Since it was stood up in 2017, the REACH VET program has helped health care providers better identify individuals facing higher risks.
The Veterans Affairs Department has put technology to use in recent years to promote suicide prevention efforts and curb the higher rates of self-harm that veterans face compared to their civilian counterparts.
In recognition of September as suicide prevention month, an agency insider detailed how VA is leveraging predictive analytics and other evolving technologies through its REACH VET program to help health care providers identify those most at risk already in the department’s system before it’s too late.
“Ultimately the provider taking care of the veteran has to have the information that they need,” Deputy Director for Innovation and Program Development Aaron Eagan told Nextgov. “As health care gets more complex, it gets incredibly difficult for providers to sort through all the information available and get all the pieces they need that day to make all the decisions they need to make—and that’s where we really continue to do more.”
To agency officials, the growing public health crisis and its impact on the veteran population are increasingly dire. On Monday, the agency released the 2019 National Veteran Suicide Prevention Annual Report, which suggests that of the 45,390 American adults who died from suicide in 2017, 6,139 were U.S. veterans. Results also indicate that more than 6,000 veterans died by suicide in each year between 2008 to 2017 and that, in the most recent year, the suicide rate for veterans was 1.5 times the rate for nonveteran adults.
But Eagan, a nurse with an advanced degree in public health and over a decade of VA service, said it was back in the summer of 2016 that the agency expressly prioritized suicide prevention as an agencywide priority and tapped him to build and implement REACH VET—or Recovery Engagement and Coordination for Health-Veterans Enhanced Treatment.
“REACH VET is really a story about clinical practice in our system,” he said.
The Veterans Health Administration has about 450 suicide prevention coordinators and thousands of mental health providers and primary health care providers who work directly with veterans each day. Using a predictive model that’s continuously updated, REACH VET analyzes data within veterans’ health records to identify patients “at a statistically elevated risk for suicide, hospitalization, illness or other adverse outcomes.” If an individual is flagged in the system, their health care provider is notified and will then decide to offer pre-emptive care and support, in some cases even before a veteran feels suicidal urges.
“They know the veteran, they look at opportunities perhaps to enhance their care, and they talk to the veteran about what their risks are, what their needs are and what can be done to better meet those needs,” Eagan said. “That’s really intentional on our part to build it that way because we think predictive analytics, machine learning, whatever it is, technology has to ultimately touch people—and in our people, it has to improve the lives of our clinicians and our veterans who are in our system.”
Eagan said the model behind the program is the result of “probably eight years of work” and collaboration between researchers from the VA, National Institute of Mental Health and Defense Department. The model looks at a variety of risk factors, such as homelessness for example, as well as the relationships between those factors and the totality of them all to create a risk score, which then indicates to providers whether the veteran has entered a population of increased risk and therefore needs specific attention or resources.
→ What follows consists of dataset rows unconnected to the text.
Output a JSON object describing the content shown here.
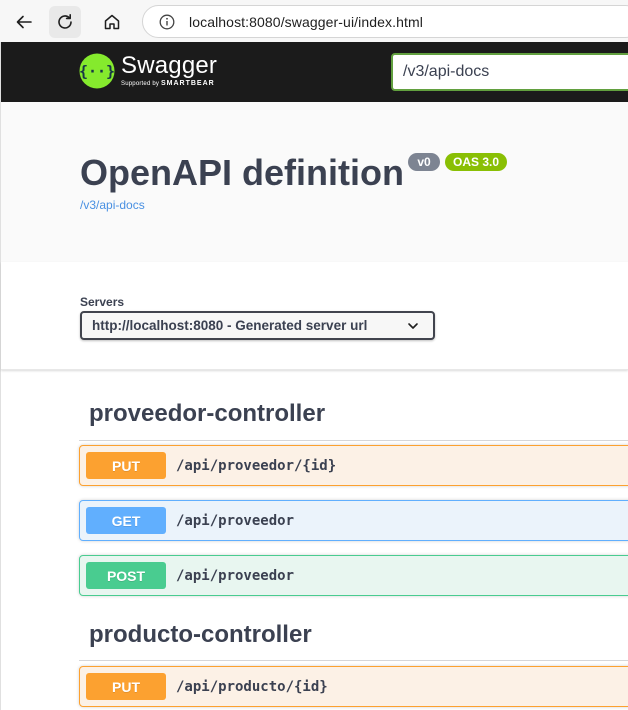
{
  "browser": {
    "url": "localhost:8080/swagger-ui/index.html"
  },
  "topbar": {
    "logo_text": "Swagger",
    "logo_sub_prefix": "Supported by",
    "logo_sub_brand": "SMARTBEAR",
    "spec_url_value": "/v3/api-docs"
  },
  "info": {
    "title": "OpenAPI definition",
    "version_badge": "v0",
    "oas_badge": "OAS 3.0",
    "docs_link": "/v3/api-docs"
  },
  "servers": {
    "label": "Servers",
    "selected": "http://localhost:8080 - Generated server url"
  },
  "tags": [
    {
      "name": "proveedor-controller",
      "operations": [
        {
          "method": "PUT",
          "path": "/api/proveedor/{id}"
        },
        {
          "method": "GET",
          "path": "/api/proveedor"
        },
        {
          "method": "POST",
          "path": "/api/proveedor"
        }
      ]
    },
    {
      "name": "producto-controller",
      "operations": [
        {
          "method": "PUT",
          "path": "/api/producto/{id}"
        }
      ]
    }
  ],
  "colors": {
    "topbar_bg": "#1b1b1b",
    "logo_green": "#85ea2d",
    "put": "#fca130",
    "get": "#61affe",
    "post": "#49cc90",
    "oas_badge": "#89bf04",
    "version_badge": "#7d8492",
    "link": "#4990e2"
  },
  "icons": [
    "back-arrow-icon",
    "reload-icon",
    "home-icon",
    "info-circle-icon",
    "swagger-logo-icon",
    "chevron-down-icon"
  ]
}
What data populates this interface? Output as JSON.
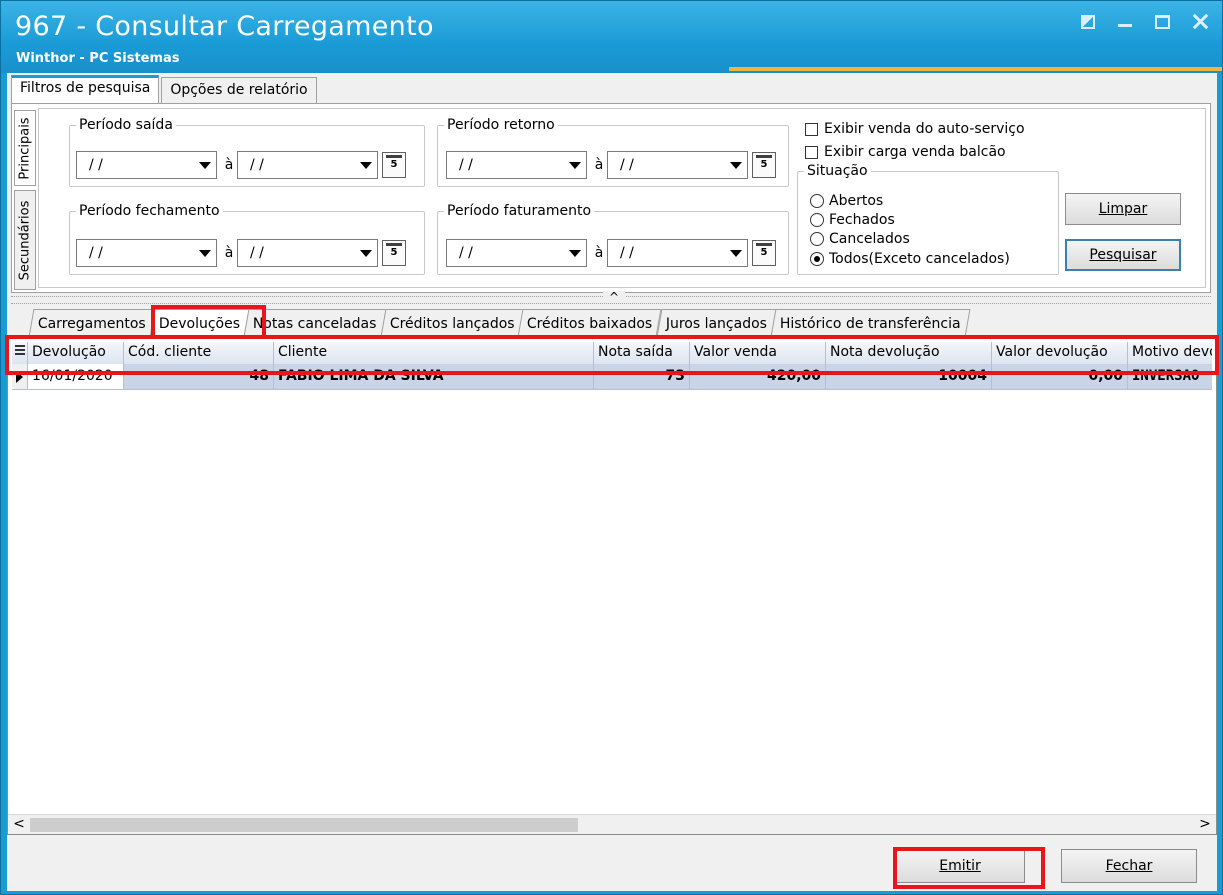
{
  "window": {
    "title": "967 - Consultar Carregamento",
    "subtitle": "Winthor - PC Sistemas"
  },
  "top_tabs": [
    {
      "label": "Filtros de pesquisa",
      "active": true
    },
    {
      "label": "Opções de relatório",
      "active": false
    }
  ],
  "side_tabs": {
    "principais": "Principais",
    "secundarios": "Secundários"
  },
  "filters": {
    "periodo_saida": {
      "legend": "Período saída",
      "from": "/ /",
      "to": "/ /",
      "sep": "à"
    },
    "periodo_retorno": {
      "legend": "Período retorno",
      "from": "/ /",
      "to": "/ /",
      "sep": "à"
    },
    "periodo_fechamento": {
      "legend": "Período fechamento",
      "from": "/ /",
      "to": "/ /",
      "sep": "à"
    },
    "periodo_faturamento": {
      "legend": "Período faturamento",
      "from": "/ /",
      "to": "/ /",
      "sep": "à"
    },
    "calendar_digit": "5"
  },
  "checks": {
    "auto_servico": {
      "label": "Exibir venda do auto-serviço",
      "checked": false
    },
    "venda_balcao": {
      "label": "Exibir carga venda balcão",
      "checked": false
    }
  },
  "situacao": {
    "legend": "Situação",
    "options": [
      {
        "label": "Abertos",
        "selected": false
      },
      {
        "label": "Fechados",
        "selected": false
      },
      {
        "label": "Cancelados",
        "selected": false
      },
      {
        "label": "Todos(Exceto cancelados)",
        "selected": true
      }
    ]
  },
  "buttons": {
    "limpar": "Limpar",
    "pesquisar": "Pesquisar",
    "emitir": "Emitir",
    "fechar": "Fechar"
  },
  "splitter_glyph": "^",
  "bottom_tabs": [
    {
      "label": "Carregamentos",
      "active": false
    },
    {
      "label": "Devoluções",
      "active": true
    },
    {
      "label": "Notas canceladas",
      "active": false
    },
    {
      "label": "Créditos lançados",
      "active": false
    },
    {
      "label": "Créditos baixados",
      "active": false
    },
    {
      "label": "Juros lançados",
      "active": false
    },
    {
      "label": "Histórico de transferência",
      "active": false
    }
  ],
  "grid": {
    "columns": [
      "Devolução",
      "Cód. cliente",
      "Cliente",
      "Nota saída",
      "Valor venda",
      "Nota devolução",
      "Valor devolução",
      "Motivo devo"
    ],
    "rows": [
      [
        "16/01/2020",
        "48",
        "FABIO LIMA DA SILVA",
        "73",
        "420,00",
        "10004",
        "0,00",
        "INVERSAO"
      ]
    ]
  },
  "scroll": {
    "left": "<",
    "right": ">"
  },
  "colors": {
    "title_bar": "#1a9bd6",
    "accent": "#f0b440",
    "highlight": "#e8161b",
    "selected_row": "#c9d5e6"
  }
}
But Eagan also made it a point to note that the information remains private within VA’s secure systems and also does not implement machine learning on top of its predictive system.
“The model itself is being updated because models shouldn’t be static, but I will say that one of the challenges in applying predictive analytics and providing that information to clinicians, is it’s really important that clinicians understand why the veteran is being identified,” he said. “But that is really hard to do with a true machine-learning approach because we don’t really know why the machine is identifying somebody.”
At this point, it isn’t something that veterans necessarily opt in or out of, but it’s become part of the agency’s routine care offerings. And Eagan said, for insiders within the VA, it’s been incredibly rewarding to see the emerging technology’s impact. In the first year that REACH VET was implemented, the program enabled health care providers to identify and proactively support 30,000 at-risk veterans. The following year, that number jumped to 65,000 unique high-risk veterans in need.
“That’s a lot of people,” he said. “And so that’s actually one of the most interesting kinds of findings, is that veterans have been unbelievably receptive to knowing that their providers are taking every opportunity to make sure that their needs are being met and actually reach out to them proactively to talk to them about their care and sort of what their priorities are.”
Now that the program has been fully implemented since it was initially stood up in 2017, Eagan and his team are working on a full report of its results and impact to be finalized and published as a piece of peer-reviewed literature in the near future. The agency also has big plans to build the technology behind the REACH VET program into other systems that health care providers can then use to continue to better inform their clinical decision-making.
In closing, he made a point to note that the VA’s mission to serve those who served will continue to govern every new installation or rollout.
“Sometimes we get caught up in technology for technology because it’s cool and we are very much used to it in our lives now,” he said. “But in medicine and in clinical care, it’s always about how it’s touching the veteran and we have to think of that upfront.”